### What is being asked:
Please give the number of lines in the entries below that hold "avatar", with no other words.

Page and application data records:
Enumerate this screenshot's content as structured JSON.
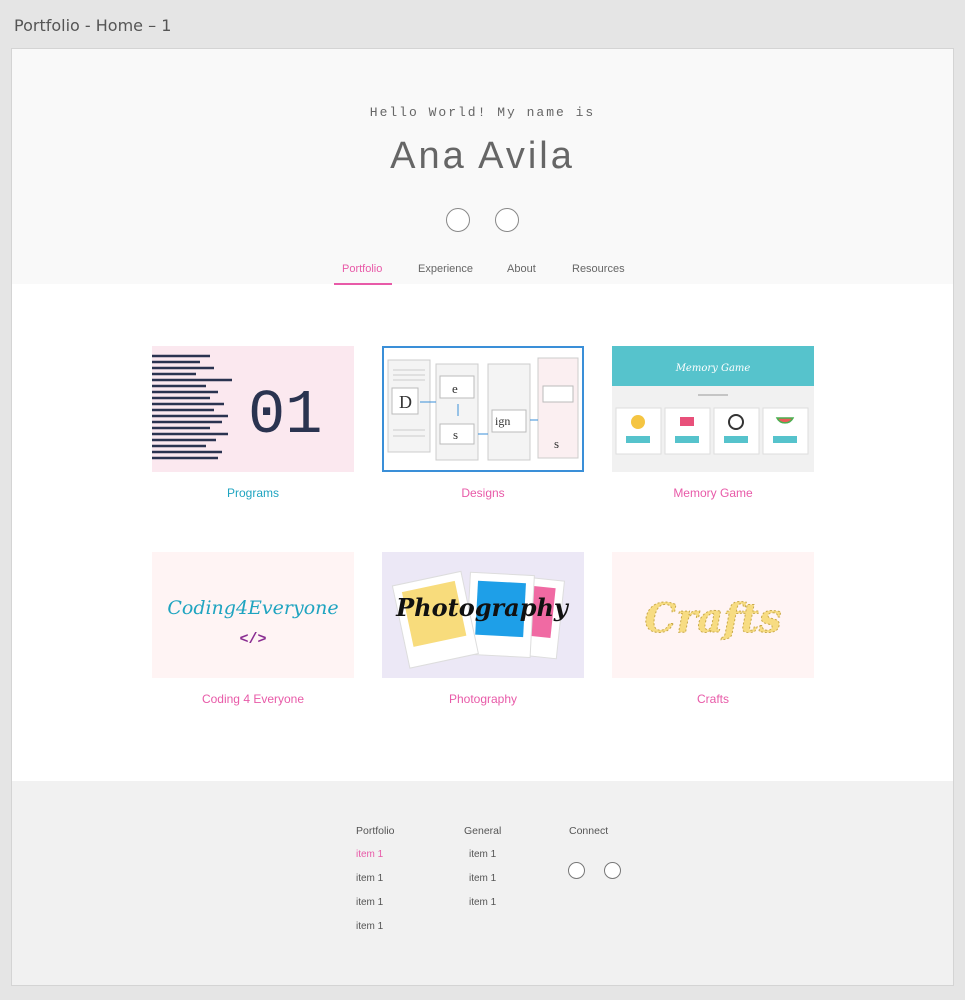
{
  "frame_title": "Portfolio - Home – 1",
  "hero": {
    "greeting": "Hello World! My name is",
    "name": "Ana Avila"
  },
  "tabs": [
    {
      "label": "Portfolio",
      "active": true
    },
    {
      "label": "Experience",
      "active": false
    },
    {
      "label": "About",
      "active": false
    },
    {
      "label": "Resources",
      "active": false
    }
  ],
  "cards": [
    {
      "label": "Programs",
      "thumb_text": "01"
    },
    {
      "label": "Designs",
      "thumb_letters": [
        "D",
        "e",
        "s",
        "ign",
        "s"
      ]
    },
    {
      "label": "Memory Game",
      "thumb_title": "Memory Game"
    },
    {
      "label": "Coding 4 Everyone",
      "thumb_text": "Coding4Everyone",
      "thumb_sub": "</>"
    },
    {
      "label": "Photography",
      "thumb_text": "Photography"
    },
    {
      "label": "Crafts",
      "thumb_text": "Crafts"
    }
  ],
  "footer": {
    "columns": [
      {
        "heading": "Portfolio",
        "items": [
          "item 1",
          "item 1",
          "item 1",
          "item 1"
        ]
      },
      {
        "heading": "General",
        "items": [
          "item 1",
          "item 1",
          "item 1"
        ]
      },
      {
        "heading": "Connect",
        "items": []
      }
    ]
  },
  "colors": {
    "accent_pink": "#e85aa8",
    "accent_teal": "#1fa4c0",
    "selection_blue": "#3a8fd8"
  }
}
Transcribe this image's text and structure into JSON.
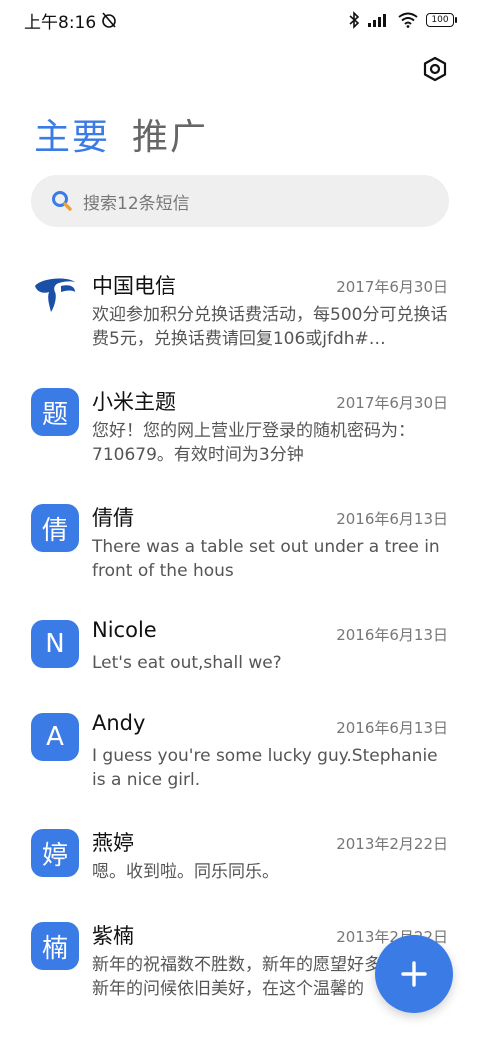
{
  "status_bar": {
    "time": "上午8:16",
    "battery": "100"
  },
  "tabs": [
    {
      "label": "主要"
    },
    {
      "label": "推广"
    }
  ],
  "search": {
    "placeholder": "搜索12条短信"
  },
  "conversations": [
    {
      "avatar": "",
      "name": "中国电信",
      "date": "2017年6月30日",
      "preview": "欢迎参加积分兑换话费活动，每500分可兑换话费5元，兑换话费请回复106或jfdh#…"
    },
    {
      "avatar": "题",
      "name": "小米主题",
      "date": "2017年6月30日",
      "preview": "您好！您的网上营业厅登录的随机密码为：710679。有效时间为3分钟"
    },
    {
      "avatar": "倩",
      "name": "倩倩",
      "date": "2016年6月13日",
      "preview": "There was a table set out under a tree in front of the hous"
    },
    {
      "avatar": "N",
      "name": "Nicole",
      "date": "2016年6月13日",
      "preview": "Let's eat out,shall we?"
    },
    {
      "avatar": "A",
      "name": "Andy",
      "date": "2016年6月13日",
      "preview": "I guess you're some lucky guy.Stephanie is a nice girl."
    },
    {
      "avatar": "婷",
      "name": "燕婷",
      "date": "2013年2月22日",
      "preview": "嗯。收到啦。同乐同乐。"
    },
    {
      "avatar": "楠",
      "name": "紫楠",
      "date": "2013年2月22日",
      "preview": "新年的祝福数不胜数，新年的愿望好多好多，新年的问候依旧美好，在这个温馨的"
    }
  ],
  "colors": {
    "accent": "#3b7be6"
  }
}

### Answer section:
7